Our Farm

Our History

Sassafras Valley Farm is located in Gasconade County, MO near the juncture of the Missouri and Gasconade Rivers in the heart of the Ozark Mountain AVA (American Viticultural Area). 

This area of Missouri has a long history predating the Louisiana Purchase. Gasconade County was originally settled by French traders and trappers. Hence, many of the remaining French names, “Gasconade” being derived from the original French settlers from Gascony.

Hermann MO, the Gasconade County Seat, was founded in 1842 as a German immigrant utopian society and rapidly became one of the largest wine producing areas in the pre-Prohibition United States due to the quality of the local soil and temperate microclimate.

At some time in the late 1800’s, one of these German immigrants found 80 acres of potential vineyards on the Western slopes of the Gasconade River, with two year-round sweet water springs and a gentle north-easterly slope. This property would become Sassafras Valley Farm.

By the turn of the century, Gasconade County and Hermann were the heart of the United States wine industry.  This happy era ended with Prohibition and the entire area went into an extended decline with the closure of the wineries.

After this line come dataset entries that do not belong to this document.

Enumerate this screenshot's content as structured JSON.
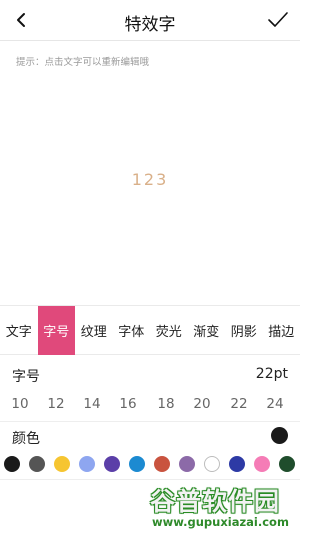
{
  "header": {
    "title": "特效字"
  },
  "hint": "提示：点击文字可以重新编辑哦",
  "preview": {
    "text": "123",
    "color": "#d9b089"
  },
  "tabs": [
    {
      "label": "文字",
      "active": false
    },
    {
      "label": "字号",
      "active": true
    },
    {
      "label": "纹理",
      "active": false
    },
    {
      "label": "字体",
      "active": false
    },
    {
      "label": "荧光",
      "active": false
    },
    {
      "label": "渐变",
      "active": false
    },
    {
      "label": "阴影",
      "active": false
    },
    {
      "label": "描边",
      "active": false
    }
  ],
  "size": {
    "label": "字号",
    "value": "22pt",
    "options": [
      "10",
      "12",
      "14",
      "16",
      "18",
      "20",
      "22",
      "24"
    ]
  },
  "color": {
    "label": "颜色",
    "current": "#1a1a1a",
    "swatches": [
      "#1a1a1a",
      "#555555",
      "#f6c531",
      "#8ea6f0",
      "#5b3fa8",
      "#1c8ad1",
      "#c9533f",
      "#8c6aa8",
      "#ffffff",
      "#2d3aa5",
      "#f57cb6",
      "#1f4d2c"
    ]
  },
  "watermark": {
    "main": "谷普软件园",
    "url": "www.gupuxiazai.com"
  },
  "accent": "#e0497b"
}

Vinyards were converted over to mixed agricultural uses, and 60 years later our property became the hobby farm of a contractor who built a substantial modern barn and outbuilding complex for raising cattle complete with concrete paddocks and a paved entrance road.

In the late 1970’s there was a renaissance in viticulture in the Hermann and Gasconade County area with the reopening of several of the original wineries and vineyards as well as new operations.

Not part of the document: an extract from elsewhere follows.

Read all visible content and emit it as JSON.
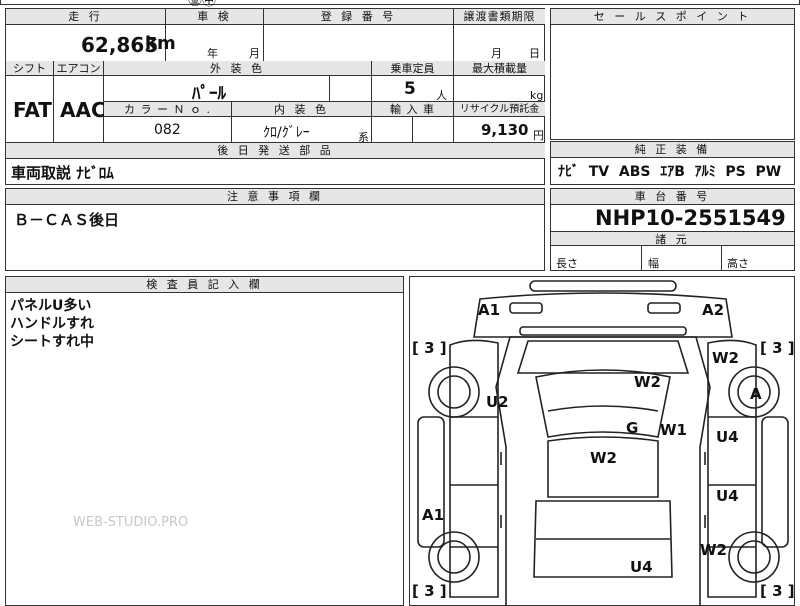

In recognition of the high quality of locally produced wines, in 1983 the Hermann AVA (American Viticultural Area) was recognized as a section of the Ozark Mountain AVA. Seven wineries in Hermann AVA produce 1/3 of the wine produced in Missouri.

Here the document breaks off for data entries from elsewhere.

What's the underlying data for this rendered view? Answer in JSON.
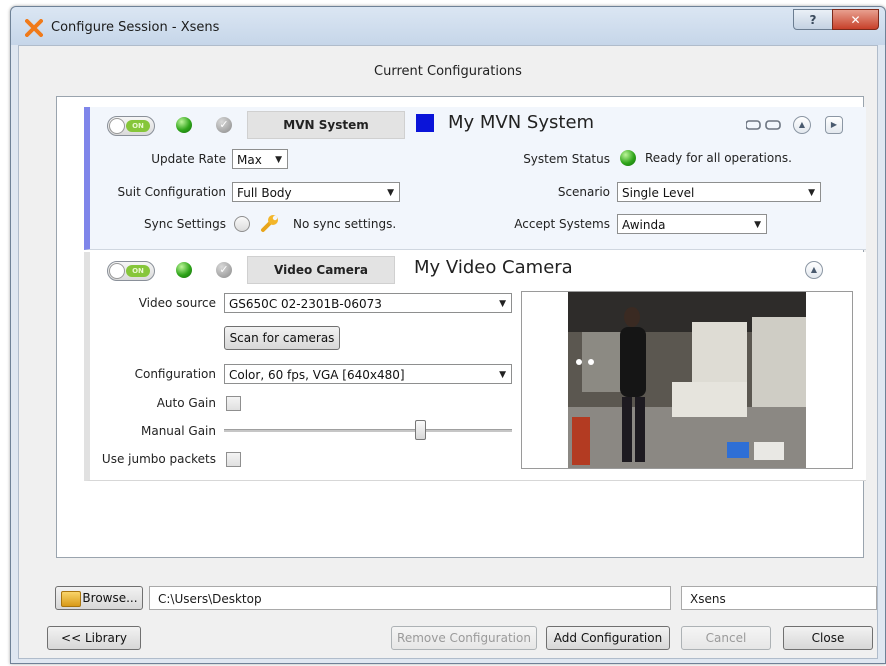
{
  "window": {
    "title": "Configure Session - Xsens",
    "help_glyph": "?",
    "close_glyph": "✕"
  },
  "section_title": "Current Configurations",
  "mvn": {
    "toggle_label": "ON",
    "check_glyph": "✓",
    "tab_label": "MVN System",
    "name": "My MVN System",
    "color_swatch": "#0a14d9",
    "update_rate_label": "Update Rate",
    "update_rate_value": "Max",
    "suit_config_label": "Suit Configuration",
    "suit_config_value": "Full Body",
    "sync_label": "Sync Settings",
    "sync_text": "No sync settings.",
    "system_status_label": "System Status",
    "system_status_text": "Ready for all operations.",
    "scenario_label": "Scenario",
    "scenario_value": "Single Level",
    "accept_label": "Accept Systems",
    "accept_value": "Awinda"
  },
  "video": {
    "toggle_label": "ON",
    "check_glyph": "✓",
    "tab_label": "Video Camera",
    "name": "My Video Camera",
    "source_label": "Video source",
    "source_value": "GS650C 02-2301B-06073",
    "scan_button": "Scan for cameras",
    "config_label": "Configuration",
    "config_value": "Color, 60 fps, VGA [640x480]",
    "auto_gain_label": "Auto Gain",
    "manual_gain_label": "Manual Gain",
    "manual_gain_level": 0.68,
    "jumbo_label": "Use jumbo packets"
  },
  "footer": {
    "browse_button": "Browse...",
    "path_value": "C:\\Users\\Desktop",
    "name_value": "Xsens",
    "library_button": "<< Library",
    "remove_button": "Remove Configuration",
    "add_button": "Add Configuration",
    "cancel_button": "Cancel",
    "close_button": "Close"
  },
  "colors": {
    "mvn_accent": "#7f86ea",
    "status_green": "#2fa51a",
    "swatch": "#0a14d9"
  }
}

In 1983 Patty Cunningham, our Mother and a well known regional artist and sculptor, purchased the property and converted the barn into a combination studio and guest quarters.  She operated her business, producing murals, sculptures, and wall treatments for hotels, restaurants, and residences until she retired in 1998.

During this period, the terraces and fields were used primarily to crop hay to help pay for taxes and general upkeep.

In 2006, at the age of 82, Patty finally had to give up the weekly process of hitching the “brush hog” to the John Deere tractor and mowing 10 acres of yard. This happily coincided with her youngest daughter, Connie, deciding to relocate her landscape architecture and design business from Chicago to Missouri.

That first Thanksgiving in 2006, as we were sitting around the table having a “free range, organic turkey” that we had purchased in St. Louis, conversation turned to what would be the best use for the property and elaborate farm building infrastructure. We all felt that the land deserved to be put back into production, but in an environmentally sensitive fashion.

Cooking a “Christmas Goose,” both wild and domesticated, had been a family tradition. However, finding a goose even in high end specialty markets was frequently difficult. Geese do not thrive in confinement, they need “personal space” and are always actively looking for things to do and getting into mischief. Due to their nature, they are not a popular commercial crop.

At Sassafras Valley Farm we had 80 acres of unspoiled property with substantial barns and outbuildings. The 40 acres of pasture had been virtually untouched for cultivation and had no herbicide or chemical treatments. In addition there was ample fresh water from two springs, a 3-acre spring fed lake, and an artesian well.

Since domesticated geese are graising animals that require substantial amounts of fresh pasture, water, and “personal space” these conditions seemed optimized for raising free range geese in an environmentally sensitive fashion.

This was the genesis of the Sassafras Valley Farm concept.